South Carolina offensive coordinator Kurt Roper is not going anywhere. That’s probably worth saying this week. Roper has become the biggest target for fan ire following a sputtering offensive performance in a 23-13 loss to Kentucky last week, but he is not in the crosshairs of his boss in any way.
Call it Turn The Page Tuesday. South Carolina head coach Will Muschamp and the Gamecocks players were ready to put the Kentucky loss behind them by the time they had their weekly meeting with the media Tuesday. “We know it’s a long season,” quarterback Jake Bentley said. “This is a test for us. We talk about it all the time, ‘So What. Now What?’ That’s really going to be tested now.” It certainly is. The Gamecocks (2-1, 1-1 SEC) have to put behind them their worst performance of the season.
South Carolina is a big favorite over Louisiana Tech despite coming off an ugly loss to Kentucky. We talked with ESPN.com sports gaming writer David Purdum about the line on the game, how Las Vegas judges a bad game and what effect the loss of Deebo Samuel will have on the odds for South Carolina games. How has this line moved this week? It opened up at 10.5 at the Wynn in Las Vegas on Sunday evening. It got bet up quickly for South Carolina to minus-11, but it’s been crashing ever since.

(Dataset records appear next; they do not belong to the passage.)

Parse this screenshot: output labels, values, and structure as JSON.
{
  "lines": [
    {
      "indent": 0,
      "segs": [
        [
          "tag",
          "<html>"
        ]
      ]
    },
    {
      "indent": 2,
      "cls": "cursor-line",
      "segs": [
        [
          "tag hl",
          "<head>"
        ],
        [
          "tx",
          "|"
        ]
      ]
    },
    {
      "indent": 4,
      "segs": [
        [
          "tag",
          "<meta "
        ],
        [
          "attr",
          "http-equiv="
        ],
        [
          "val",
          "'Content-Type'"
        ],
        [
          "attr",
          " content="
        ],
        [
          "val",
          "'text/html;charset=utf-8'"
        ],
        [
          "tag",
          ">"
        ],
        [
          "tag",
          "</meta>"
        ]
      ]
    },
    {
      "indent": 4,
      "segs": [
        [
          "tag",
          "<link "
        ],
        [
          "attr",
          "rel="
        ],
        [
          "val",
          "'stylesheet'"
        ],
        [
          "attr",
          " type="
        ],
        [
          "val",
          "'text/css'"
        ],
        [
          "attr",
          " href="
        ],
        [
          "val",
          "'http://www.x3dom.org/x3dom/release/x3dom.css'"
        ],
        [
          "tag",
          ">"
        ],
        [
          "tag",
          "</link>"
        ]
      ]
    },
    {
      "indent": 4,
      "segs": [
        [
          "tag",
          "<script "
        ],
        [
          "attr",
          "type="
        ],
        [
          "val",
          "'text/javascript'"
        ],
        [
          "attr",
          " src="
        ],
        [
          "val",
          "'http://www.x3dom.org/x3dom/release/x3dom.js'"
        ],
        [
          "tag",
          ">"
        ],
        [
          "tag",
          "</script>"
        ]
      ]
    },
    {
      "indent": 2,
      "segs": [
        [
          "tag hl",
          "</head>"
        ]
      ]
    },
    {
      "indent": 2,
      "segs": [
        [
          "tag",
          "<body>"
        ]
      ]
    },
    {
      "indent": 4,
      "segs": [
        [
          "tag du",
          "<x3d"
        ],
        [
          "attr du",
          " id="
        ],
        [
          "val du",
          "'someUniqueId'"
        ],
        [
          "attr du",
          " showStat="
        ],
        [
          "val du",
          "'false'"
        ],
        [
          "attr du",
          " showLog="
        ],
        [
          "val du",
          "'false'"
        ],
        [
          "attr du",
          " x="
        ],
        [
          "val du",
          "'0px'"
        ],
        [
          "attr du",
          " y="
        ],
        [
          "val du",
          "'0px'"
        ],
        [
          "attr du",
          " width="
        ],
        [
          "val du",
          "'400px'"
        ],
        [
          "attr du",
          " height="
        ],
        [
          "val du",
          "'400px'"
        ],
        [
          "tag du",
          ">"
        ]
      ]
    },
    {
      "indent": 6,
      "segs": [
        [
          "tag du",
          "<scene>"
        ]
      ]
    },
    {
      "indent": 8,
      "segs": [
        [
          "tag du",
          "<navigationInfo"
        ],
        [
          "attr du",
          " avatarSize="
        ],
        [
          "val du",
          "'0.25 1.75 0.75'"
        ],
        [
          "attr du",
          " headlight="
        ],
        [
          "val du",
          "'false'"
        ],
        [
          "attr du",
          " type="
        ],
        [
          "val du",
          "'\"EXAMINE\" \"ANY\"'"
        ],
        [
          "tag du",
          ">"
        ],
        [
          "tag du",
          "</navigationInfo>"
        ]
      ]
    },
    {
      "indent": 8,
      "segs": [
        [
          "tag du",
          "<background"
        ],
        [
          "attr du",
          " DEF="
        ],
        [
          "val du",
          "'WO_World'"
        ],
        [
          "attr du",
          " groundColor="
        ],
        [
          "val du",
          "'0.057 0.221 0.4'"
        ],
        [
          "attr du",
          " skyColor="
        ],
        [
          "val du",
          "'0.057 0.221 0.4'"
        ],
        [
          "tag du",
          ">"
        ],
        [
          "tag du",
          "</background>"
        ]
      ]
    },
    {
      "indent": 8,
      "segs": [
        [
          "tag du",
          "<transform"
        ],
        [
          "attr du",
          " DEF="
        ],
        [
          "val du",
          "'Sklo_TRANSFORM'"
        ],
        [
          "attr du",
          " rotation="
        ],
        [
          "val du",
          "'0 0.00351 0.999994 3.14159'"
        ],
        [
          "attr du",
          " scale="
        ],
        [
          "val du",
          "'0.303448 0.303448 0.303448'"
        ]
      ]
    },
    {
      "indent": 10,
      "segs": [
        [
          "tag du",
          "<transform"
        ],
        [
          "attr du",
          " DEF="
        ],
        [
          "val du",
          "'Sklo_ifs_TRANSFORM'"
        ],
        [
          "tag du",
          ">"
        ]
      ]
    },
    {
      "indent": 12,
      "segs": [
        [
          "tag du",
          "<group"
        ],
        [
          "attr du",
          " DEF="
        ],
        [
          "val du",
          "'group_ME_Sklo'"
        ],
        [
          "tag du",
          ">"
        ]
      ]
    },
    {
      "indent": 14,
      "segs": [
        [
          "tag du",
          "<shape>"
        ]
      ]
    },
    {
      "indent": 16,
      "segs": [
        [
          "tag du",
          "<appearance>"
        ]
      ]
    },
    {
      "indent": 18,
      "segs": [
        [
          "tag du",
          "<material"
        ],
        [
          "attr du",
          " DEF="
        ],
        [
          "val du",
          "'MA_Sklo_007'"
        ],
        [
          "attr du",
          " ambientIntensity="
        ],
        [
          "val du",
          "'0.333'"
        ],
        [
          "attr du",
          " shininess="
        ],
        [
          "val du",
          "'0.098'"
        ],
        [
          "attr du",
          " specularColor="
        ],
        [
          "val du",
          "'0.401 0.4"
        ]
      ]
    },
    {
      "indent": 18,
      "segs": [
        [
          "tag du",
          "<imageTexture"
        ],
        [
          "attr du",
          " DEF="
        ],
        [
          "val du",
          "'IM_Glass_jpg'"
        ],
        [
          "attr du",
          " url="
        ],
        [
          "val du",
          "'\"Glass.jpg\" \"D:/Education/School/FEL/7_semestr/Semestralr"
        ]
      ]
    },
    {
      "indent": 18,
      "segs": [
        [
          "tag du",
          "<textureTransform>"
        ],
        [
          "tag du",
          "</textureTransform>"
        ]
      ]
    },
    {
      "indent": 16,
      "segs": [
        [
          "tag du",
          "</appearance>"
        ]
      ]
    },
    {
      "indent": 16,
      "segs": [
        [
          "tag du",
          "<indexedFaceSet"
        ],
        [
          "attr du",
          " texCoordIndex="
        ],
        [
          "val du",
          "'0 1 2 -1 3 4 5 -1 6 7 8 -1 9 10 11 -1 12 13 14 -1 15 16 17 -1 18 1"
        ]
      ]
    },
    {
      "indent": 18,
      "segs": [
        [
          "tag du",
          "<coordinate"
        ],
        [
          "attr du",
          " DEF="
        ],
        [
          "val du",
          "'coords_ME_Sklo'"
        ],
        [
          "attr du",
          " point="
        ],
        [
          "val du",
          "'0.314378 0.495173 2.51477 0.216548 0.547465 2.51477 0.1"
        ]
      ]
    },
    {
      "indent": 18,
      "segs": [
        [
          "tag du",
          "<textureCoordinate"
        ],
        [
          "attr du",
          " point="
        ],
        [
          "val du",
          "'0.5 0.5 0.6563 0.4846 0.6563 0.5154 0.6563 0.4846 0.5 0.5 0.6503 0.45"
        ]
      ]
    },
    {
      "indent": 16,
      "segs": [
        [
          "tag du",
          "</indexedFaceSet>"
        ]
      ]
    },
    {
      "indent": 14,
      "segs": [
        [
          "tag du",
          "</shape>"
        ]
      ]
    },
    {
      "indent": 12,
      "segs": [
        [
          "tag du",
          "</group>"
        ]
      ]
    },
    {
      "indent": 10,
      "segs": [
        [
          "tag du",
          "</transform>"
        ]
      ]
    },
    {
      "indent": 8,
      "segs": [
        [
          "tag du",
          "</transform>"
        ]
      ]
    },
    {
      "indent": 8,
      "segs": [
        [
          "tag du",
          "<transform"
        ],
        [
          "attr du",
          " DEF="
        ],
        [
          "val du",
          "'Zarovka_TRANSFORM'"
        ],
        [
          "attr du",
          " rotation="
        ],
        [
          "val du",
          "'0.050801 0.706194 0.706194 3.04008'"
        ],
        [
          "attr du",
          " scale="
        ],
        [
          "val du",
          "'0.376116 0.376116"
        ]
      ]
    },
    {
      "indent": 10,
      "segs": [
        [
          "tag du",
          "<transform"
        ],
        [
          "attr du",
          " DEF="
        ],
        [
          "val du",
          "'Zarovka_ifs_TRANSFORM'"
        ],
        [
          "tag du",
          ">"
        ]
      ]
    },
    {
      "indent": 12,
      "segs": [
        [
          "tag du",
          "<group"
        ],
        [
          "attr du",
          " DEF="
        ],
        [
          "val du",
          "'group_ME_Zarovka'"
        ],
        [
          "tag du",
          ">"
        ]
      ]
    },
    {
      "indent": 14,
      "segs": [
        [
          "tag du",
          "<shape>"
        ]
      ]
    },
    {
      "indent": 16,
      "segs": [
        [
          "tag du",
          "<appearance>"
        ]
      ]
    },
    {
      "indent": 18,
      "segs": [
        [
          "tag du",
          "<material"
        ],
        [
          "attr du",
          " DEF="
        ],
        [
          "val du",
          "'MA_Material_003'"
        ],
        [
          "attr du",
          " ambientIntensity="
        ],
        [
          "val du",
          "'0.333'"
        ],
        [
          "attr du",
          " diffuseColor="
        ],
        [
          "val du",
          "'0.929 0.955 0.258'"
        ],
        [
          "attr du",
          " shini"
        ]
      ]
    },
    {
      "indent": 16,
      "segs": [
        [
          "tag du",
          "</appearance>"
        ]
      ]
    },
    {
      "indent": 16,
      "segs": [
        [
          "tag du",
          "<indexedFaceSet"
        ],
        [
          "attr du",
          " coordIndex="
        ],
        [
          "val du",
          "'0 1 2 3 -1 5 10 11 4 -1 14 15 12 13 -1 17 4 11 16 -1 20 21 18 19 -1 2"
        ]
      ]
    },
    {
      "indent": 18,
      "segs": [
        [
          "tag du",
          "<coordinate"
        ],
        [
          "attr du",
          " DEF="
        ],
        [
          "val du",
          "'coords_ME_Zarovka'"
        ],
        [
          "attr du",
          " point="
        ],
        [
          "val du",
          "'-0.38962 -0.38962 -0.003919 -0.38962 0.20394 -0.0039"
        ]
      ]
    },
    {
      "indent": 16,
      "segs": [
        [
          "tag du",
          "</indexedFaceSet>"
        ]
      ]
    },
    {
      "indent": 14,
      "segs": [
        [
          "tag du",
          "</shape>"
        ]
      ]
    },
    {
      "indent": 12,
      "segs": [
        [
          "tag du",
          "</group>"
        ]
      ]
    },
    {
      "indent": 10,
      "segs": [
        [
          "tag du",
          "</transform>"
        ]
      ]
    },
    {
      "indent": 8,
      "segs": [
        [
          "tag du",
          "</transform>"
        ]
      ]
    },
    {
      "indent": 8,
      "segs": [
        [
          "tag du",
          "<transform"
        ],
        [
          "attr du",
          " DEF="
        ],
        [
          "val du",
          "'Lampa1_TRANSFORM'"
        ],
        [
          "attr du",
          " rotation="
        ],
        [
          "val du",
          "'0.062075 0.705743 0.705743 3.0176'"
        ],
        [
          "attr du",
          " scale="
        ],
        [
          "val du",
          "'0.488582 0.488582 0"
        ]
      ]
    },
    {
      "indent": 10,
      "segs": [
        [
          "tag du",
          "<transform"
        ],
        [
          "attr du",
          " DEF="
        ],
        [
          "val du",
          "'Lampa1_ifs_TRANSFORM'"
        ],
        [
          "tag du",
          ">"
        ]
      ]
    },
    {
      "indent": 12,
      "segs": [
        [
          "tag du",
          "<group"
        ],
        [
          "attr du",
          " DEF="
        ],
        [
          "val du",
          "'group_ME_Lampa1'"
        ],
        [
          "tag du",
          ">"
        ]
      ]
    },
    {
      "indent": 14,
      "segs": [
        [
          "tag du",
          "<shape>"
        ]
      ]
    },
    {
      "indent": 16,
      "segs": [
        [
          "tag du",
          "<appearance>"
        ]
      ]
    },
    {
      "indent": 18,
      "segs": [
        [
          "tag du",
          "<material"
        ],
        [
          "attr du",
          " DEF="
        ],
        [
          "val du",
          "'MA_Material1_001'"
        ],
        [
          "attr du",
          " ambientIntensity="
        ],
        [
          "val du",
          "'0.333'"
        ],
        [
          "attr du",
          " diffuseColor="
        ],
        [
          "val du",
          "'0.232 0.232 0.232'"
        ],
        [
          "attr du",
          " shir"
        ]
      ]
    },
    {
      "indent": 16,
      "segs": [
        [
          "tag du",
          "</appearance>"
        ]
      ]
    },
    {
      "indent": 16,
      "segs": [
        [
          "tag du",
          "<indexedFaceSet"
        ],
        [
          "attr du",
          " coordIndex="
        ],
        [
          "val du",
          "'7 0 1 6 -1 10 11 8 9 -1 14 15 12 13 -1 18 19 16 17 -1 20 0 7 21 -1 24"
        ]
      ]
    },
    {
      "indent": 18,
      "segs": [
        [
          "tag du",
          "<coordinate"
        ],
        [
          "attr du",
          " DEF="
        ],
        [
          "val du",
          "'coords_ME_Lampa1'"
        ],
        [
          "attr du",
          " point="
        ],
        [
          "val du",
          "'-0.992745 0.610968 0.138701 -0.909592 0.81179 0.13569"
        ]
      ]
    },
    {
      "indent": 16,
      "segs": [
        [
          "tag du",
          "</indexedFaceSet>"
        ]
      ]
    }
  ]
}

Muck Rack makes it simple to find people, tweets, or articles that mention any name, keyword, company, hashtag etc. We've compiled this guide to help you make the most of your search.
Selecting a term
Start searching tweets, articles from media outlets, articles mentioned in tweets, journalists'
names, titles and bios with some suggested searches:
Companies or Topics (e.g. iPhone, Microsoft)
Phrases (e.g. "cloud computing") — use quotes to keep the terms together
Twitter handles (e.g. @username) — returns those who have mentioned or replied to
Names (e.g. "David Pogue")
Hashtags (e.g. #sxsw, #london2012)
Bio details (e.g. vegan, Olympics, father)
Muck Rack's Advanced Search allows for many boolean operators.
Find results that mention multiple specified terms, use AND or
+. For example, ensure each result contains both Elon Musk and Mark Zuckerberg by
searching Obama AND Romney or Obama + Romney.
Use the operators OR or , to broaden your search when you'd like either of
multiple terms to appear in results. (This is the default behavior of our search when no operators
are used.) For example, search for democrat OR republican to find results that refer to
Democrats and/or Republicans.
Use NOT or - to subtract results from your search. For
example, searching Disney will yield results about the Walt Disney Company as well as Walt Disney
World Resort. To exclude mentions of Disney World, search for Disney -World or Disney
When using one of these operators with a phrase, enclose it in quotation marks. For example, you can
find results about smartphones excluding Apple's iPhone 4S by searching smartphone -"iPhone
Exact case matching or punctuation
If you're searching for a brand name or keyword that relies on specific punctuation marks or capitalization, you can
find results that match your exact query by adding matchcase: before the keyword you're searching for, like matchcase:E*TRADE .
Use parentheses to separate multiple
boolean phrases. For example, to find journalists talking about having fun in Disney World or
Disneyland, search for ("disney world" OR disneyland) AND fun.
An asterisk can be used to search for any variation of a root word truncated by the asterisk. For example, searching for admin* will return results for administrator, administration, administer, administered, etc.
A near operator is an AND operator where you can control the distance between the words. You can vary the distance the near operation uses by adding a forward slash and number (between 0-99) such as strawberries NEAR/10 "whipped cream", which means the strawberries must exist within 10 words of "whipped cream".